TASK DIRECTIONS =>
Among the entries that follow, find the lines holding "icon" and say how many there are, with no other words.

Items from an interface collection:
# # # # #

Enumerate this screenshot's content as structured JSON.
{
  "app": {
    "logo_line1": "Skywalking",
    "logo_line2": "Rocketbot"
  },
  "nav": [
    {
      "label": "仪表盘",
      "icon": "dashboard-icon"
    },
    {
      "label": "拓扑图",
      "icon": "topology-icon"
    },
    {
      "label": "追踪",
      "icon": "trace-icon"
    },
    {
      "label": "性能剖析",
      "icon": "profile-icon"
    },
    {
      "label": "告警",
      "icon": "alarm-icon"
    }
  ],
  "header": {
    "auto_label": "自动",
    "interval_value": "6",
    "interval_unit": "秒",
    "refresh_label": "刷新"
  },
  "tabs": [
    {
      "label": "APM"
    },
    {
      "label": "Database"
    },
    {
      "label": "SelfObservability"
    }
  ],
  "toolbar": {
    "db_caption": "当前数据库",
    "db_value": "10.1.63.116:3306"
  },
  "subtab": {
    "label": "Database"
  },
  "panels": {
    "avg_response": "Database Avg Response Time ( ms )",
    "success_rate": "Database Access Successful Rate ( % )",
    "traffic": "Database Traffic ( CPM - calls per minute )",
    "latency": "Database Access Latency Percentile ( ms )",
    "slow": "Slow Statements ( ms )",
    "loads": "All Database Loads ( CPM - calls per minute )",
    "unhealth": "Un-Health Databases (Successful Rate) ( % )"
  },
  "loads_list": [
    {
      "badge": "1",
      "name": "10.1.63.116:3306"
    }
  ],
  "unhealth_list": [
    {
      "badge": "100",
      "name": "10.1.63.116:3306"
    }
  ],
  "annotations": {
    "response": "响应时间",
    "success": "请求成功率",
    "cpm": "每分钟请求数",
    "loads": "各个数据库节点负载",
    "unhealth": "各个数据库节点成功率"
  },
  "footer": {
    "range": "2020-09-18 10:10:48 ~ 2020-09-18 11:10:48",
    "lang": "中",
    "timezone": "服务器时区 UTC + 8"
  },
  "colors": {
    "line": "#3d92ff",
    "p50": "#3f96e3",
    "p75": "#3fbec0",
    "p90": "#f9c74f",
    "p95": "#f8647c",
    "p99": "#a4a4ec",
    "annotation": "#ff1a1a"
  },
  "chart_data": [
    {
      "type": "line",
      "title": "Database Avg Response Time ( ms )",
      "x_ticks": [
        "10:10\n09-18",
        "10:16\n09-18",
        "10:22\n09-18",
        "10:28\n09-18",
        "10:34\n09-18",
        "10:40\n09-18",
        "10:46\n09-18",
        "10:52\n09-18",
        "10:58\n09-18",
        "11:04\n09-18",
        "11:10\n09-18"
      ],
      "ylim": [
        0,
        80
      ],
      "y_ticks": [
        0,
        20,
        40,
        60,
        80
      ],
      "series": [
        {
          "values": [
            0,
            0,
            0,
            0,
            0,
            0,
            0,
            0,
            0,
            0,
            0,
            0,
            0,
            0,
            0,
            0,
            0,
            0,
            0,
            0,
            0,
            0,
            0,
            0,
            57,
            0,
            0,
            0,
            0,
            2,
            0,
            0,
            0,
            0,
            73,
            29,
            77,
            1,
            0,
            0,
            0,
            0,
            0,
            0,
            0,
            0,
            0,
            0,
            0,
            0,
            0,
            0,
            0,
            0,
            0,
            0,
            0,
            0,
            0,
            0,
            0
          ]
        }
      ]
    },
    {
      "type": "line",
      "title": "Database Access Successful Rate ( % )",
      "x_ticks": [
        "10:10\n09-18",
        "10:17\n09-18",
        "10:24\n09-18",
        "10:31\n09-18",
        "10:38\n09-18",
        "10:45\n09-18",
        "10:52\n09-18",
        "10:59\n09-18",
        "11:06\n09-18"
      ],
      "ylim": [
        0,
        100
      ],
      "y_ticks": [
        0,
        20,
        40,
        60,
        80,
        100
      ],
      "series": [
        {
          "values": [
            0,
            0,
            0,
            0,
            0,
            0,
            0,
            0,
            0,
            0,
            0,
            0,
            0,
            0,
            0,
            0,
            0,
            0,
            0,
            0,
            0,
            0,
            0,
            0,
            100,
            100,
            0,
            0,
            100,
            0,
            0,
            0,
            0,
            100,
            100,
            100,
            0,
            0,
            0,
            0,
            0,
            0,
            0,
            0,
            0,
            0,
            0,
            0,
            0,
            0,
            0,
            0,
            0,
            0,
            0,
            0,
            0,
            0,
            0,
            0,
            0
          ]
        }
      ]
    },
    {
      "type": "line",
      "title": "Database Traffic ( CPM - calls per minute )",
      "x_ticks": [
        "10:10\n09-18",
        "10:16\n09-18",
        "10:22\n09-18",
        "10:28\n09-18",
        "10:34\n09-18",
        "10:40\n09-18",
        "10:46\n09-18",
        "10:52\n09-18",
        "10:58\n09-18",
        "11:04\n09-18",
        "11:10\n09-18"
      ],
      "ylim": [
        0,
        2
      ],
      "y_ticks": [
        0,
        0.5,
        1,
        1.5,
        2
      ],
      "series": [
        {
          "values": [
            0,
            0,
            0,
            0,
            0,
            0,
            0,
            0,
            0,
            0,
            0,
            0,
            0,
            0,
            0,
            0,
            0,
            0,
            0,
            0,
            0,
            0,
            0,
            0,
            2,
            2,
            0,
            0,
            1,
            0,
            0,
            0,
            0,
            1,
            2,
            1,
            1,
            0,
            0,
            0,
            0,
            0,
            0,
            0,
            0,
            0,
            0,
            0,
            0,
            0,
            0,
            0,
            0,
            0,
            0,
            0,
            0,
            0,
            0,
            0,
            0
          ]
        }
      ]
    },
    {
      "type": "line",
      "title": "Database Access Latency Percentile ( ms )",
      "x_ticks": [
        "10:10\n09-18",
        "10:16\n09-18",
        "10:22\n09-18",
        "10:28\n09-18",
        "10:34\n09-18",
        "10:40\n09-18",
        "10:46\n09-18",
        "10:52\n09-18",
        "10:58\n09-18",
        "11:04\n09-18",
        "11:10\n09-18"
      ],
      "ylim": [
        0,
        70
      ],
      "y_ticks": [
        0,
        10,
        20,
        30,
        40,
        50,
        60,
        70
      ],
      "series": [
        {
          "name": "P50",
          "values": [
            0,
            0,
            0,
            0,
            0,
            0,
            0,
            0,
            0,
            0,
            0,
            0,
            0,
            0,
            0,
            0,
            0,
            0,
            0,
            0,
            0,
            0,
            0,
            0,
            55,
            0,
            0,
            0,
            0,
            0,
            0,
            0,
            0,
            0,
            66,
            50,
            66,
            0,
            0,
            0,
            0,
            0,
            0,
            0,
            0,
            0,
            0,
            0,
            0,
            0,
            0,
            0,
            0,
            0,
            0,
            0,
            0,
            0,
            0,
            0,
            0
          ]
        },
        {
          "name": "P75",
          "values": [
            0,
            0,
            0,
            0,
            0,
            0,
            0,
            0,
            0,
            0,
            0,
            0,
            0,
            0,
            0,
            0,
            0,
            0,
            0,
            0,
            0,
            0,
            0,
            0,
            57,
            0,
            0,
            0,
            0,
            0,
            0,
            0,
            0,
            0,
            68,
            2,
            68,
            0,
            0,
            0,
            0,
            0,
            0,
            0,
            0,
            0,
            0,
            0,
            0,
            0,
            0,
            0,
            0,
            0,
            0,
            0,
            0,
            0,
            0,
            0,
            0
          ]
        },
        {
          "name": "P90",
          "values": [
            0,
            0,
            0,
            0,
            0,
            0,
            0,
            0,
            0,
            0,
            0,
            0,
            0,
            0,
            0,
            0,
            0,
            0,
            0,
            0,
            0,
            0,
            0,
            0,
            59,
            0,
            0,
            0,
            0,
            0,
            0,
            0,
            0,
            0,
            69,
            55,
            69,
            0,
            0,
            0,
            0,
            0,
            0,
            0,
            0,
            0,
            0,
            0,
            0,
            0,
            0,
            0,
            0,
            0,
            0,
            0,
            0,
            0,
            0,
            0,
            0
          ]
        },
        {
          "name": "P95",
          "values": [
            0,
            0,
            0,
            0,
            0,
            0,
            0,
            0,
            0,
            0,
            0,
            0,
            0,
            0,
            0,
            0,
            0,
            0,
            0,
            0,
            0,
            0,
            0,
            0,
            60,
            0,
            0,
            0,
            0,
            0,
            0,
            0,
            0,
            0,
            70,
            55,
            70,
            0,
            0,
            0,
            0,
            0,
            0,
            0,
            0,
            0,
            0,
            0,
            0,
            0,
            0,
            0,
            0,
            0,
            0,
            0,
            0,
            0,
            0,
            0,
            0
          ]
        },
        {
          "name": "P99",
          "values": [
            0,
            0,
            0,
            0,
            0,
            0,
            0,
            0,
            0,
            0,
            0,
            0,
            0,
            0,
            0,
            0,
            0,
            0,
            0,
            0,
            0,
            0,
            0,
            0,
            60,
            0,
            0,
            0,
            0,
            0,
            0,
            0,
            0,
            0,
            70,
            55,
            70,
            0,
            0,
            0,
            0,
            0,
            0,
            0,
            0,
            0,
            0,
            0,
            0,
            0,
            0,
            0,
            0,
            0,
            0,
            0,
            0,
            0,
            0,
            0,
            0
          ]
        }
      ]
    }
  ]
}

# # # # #

TASK RESPONSE =>
5